Subject: Re: Amazing Spider-Man #510 (SPOILER SPACE--BIG REVELATION)
Date: 06 Aug 2004 01:55:31 GMT
From: email@example.com (Jms at B5)
Let's take this one step at a time, shall we?
>>I'd have to be the sloppiest writer in the history of...well, really
>>sloppy writers to not take into account the time factor in Spidey
>>chronology, and deal with it straight-up in the writing.
You then took that statement and re-phrased it, taking it to another level of
intention as follows:
>That goes beyond "I wouldn't make a mistake like that." What it's
>saying is "No competent writer would make a mistake like that.
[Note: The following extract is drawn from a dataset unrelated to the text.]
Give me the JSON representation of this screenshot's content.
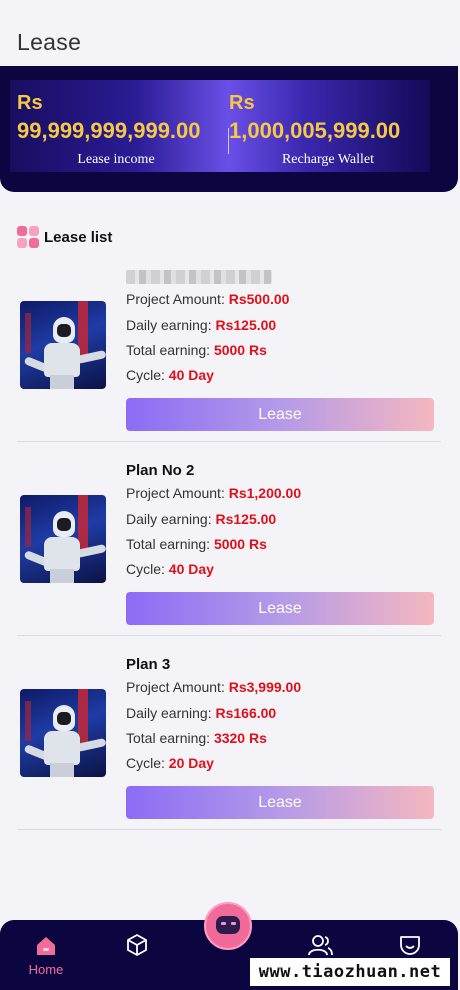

And no
>reasonable reader would assume that that was an error."
I will point out that I said nothing of the kind, nor was I generalizing to
other writers, other competent writers, or to what readers should or should not
assume concerning errors. You took my statement and came up with another one,
attributing it to me, and following it with:
>And I'm saying to you that you're wrong.
So the statement you rephrased is wrong, and I don't disagree that it's wrong
because you'd have to be a complete bubble-head to make a statement like that
and mean it. But that has nothing to do with what I actually *said*.
This is called creating a straw-man argument, where you revise the statement to
make it indefensible, and proceed to attack it.
So I'm not going to defend something I didn't say. If you want to take it to
another whole level and argue about things I didn't say, that's fine for a
hobby, but it has nothing to do with this conversation.
>Competent writers make these
>mistakes all the time
Competent and incompetent writers do make mistakes, yes. Perfection, I've
discovered, is a state that some tend to demand in others while excusing it in
themselves. But be that as it may....
>Now, maybe you work to higher standards in this regard than the other
>books, and maybe you don't.
The ASM books are the core books, and have a greater responsibility to be as
accurate in their storytelling as possible. So that is my responsibility. I
don't speak to other people's responsibilities because I can't get inside their
head...something you should try avoiding yourself in future because thus far
you're getting a lot of it wrong.
But mistakes happen, right?
>The point is that there is no reason for
>readers to give the benefit of the doubt to you on this point when (for
>entirely sound reasons) they wouldn't give it to any other writer on the
So there is no distinction in your mind between writers? They are all the
same? They should all be treated in exactly the same manner? Do you think
they are all working in lockstep, with no qualitative differences or
Do you really believe this?
If so, may I inquire what the color is on the world where you come from?
Because on Earth (my planet) a writer, any writer, builds his or her reputation
on what he or she does, not on what others do, and is evaluated on a
trustworthiness scale by the degree to which he/she keeps their promises, not
by what other people do or don't do.
So one doesn't judge Bradbury by Heinlein, you don't judge Macy's by Bullock's,
you don't judge broccoli by bananas, and you don't judge me by Bendis, Bendis
by me, me by Waid or Waid by anybody else.
At least, that's how we Earthers do it. I would be very much interested in
hearing how they do it on your world, Ambassador.
Please give my best wishes to the rest of the Martian delegation.
(all message content (c) 2004 by synthetic worlds, ltd.,
permission to reprint specifically denied to SFX Magazine
and don't send me story ideas)